Talking about the unpopularity of former Education Secretary Michael Gove, Mrs Morgan said that she was spending a lot of time going round the country “listening”. But she said she was carrying on with Gove’s reforms nevertheless. “If you go in as a politician for a popularity contest, you’ll find that doesn’t work,” said Mrs Morgan.
Leon wanted to know how the government was going to take steps to ensure children grew up with a love of reading if the closure of libraries continued. Dissatisfied with her response, the 10-year-old schoolboy glared: “I don’t think you’ve actually answered the question. Are the government going to take steps or are they not?”
Mrs Morgan tried again: “We are reminding local councils that it is their duty to provide libraries which are, obviously, where people can borrow books for free which is the critical thing and, as Education Secretary, I want there to be libraries in schools. There’s an independent report coming out shortly on how important libraries are.”
James, 11, asked if Mrs Morgan thought it was shameful that Britain is one of only a handful of European countries where it is legal for children to be hit. “Don’t you think violence against children should be banned altogether?” he asked.
The Education Secretary said: “I don’t want to criminalise parents if that’s the decision that they take to discipline their child. There’s what we have called reasonable chastisement.
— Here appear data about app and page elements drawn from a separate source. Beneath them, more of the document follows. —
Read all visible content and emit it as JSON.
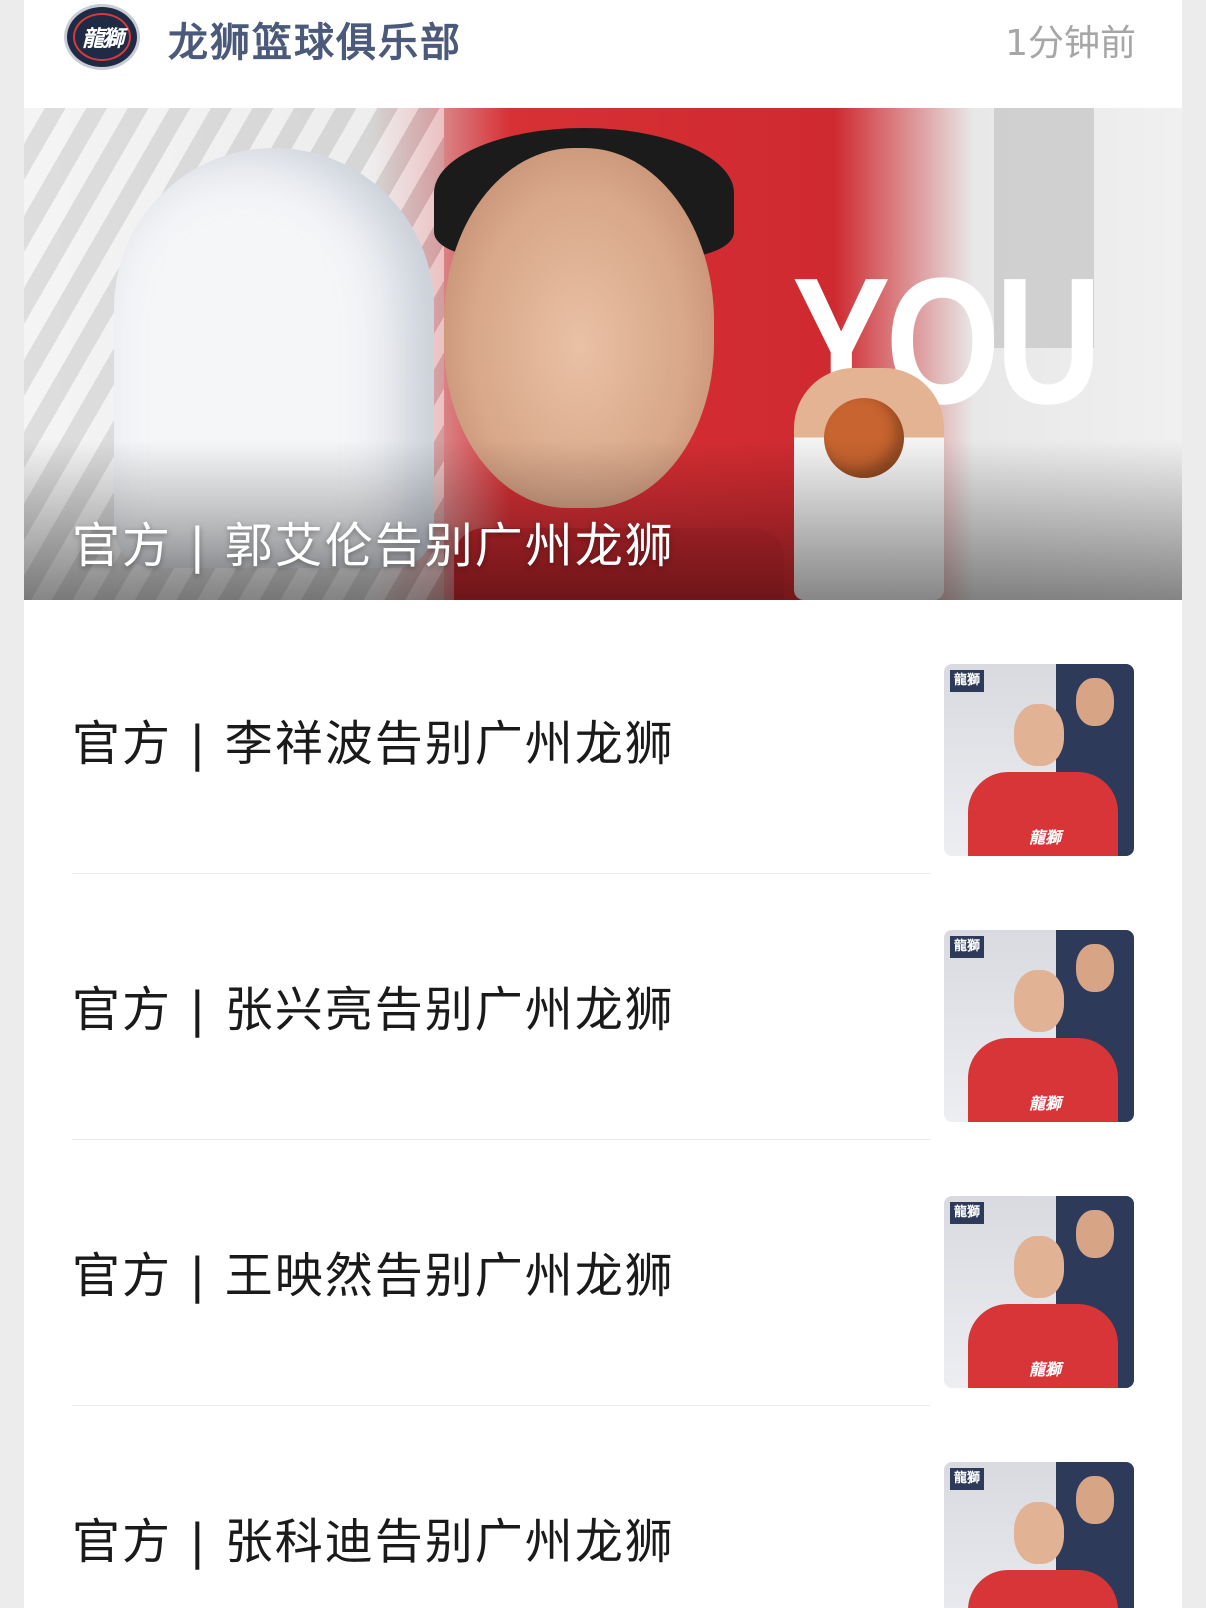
{
  "header": {
    "account_name": "龙狮篮球俱乐部",
    "time": "1分钟前"
  },
  "banner": {
    "title": "官方 | 郭艾伦告别广州龙狮",
    "big_text": "YOU"
  },
  "articles": [
    {
      "title": "官方 | 李祥波告别广州龙狮"
    },
    {
      "title": "官方 | 张兴亮告别广州龙狮"
    },
    {
      "title": "官方 | 王映然告别广州龙狮"
    },
    {
      "title": "官方 | 张科迪告别广州龙狮"
    }
  ],
  "colors": {
    "account_name": "#4b5a7a",
    "brand_red": "#d73035",
    "brand_navy": "#2d3a5a"
  }
}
I don’t know whether it is just a tap on the hand or a mild smack on the bottom but, I think, as politicians, we struggle with this all the time – when does government make a decision or when do we allow parents or carers to make that decision? We hear some people talk about the nanny state and, actually, we don’t want to be telling people how to bring up their children, or how to be parents. But there has to be a line, when we say, no, that is a line that you have crossed and that is a child that now needs support from other people… there have been some terrible cases where children have been abused and some, sadly, killed even by their own parents.”
Sky News Stand Up Be Counted contributor, 16-year-old Vernandah, quizzed the Education Secretary about the closure of 350 youth clubs in two years, following a £60m cut in Youth Service spending. Mrs Morgan said: “We have had a very difficult economic situation. So local councils, who run these services, have had to make difficult decisions. I think youth services are very, very important. But I also think there’s a role within schools for supporting young people and offering extra curricular activities, but also support for their health and well being, and confidence building.”
Chloe, 11, asked what the Education Secretary’s qualifications for the job were “given that you haven’t worked in the education sector and had private schooling”.
Mrs Morgan answered: “First of all, I’m obviously a parent, with a child in the system, so I very much have a viewpoint from that. I have members of my family who have been teachers and my husband is a governor of a number of different schools and a college. But, also, I think as a minister, you’re there to challenge the system, so you’re not there to be the expert that necessarily worked in the system, you’re there to care about it, and ask the questions: ‘Well, why are we doing it that way?'”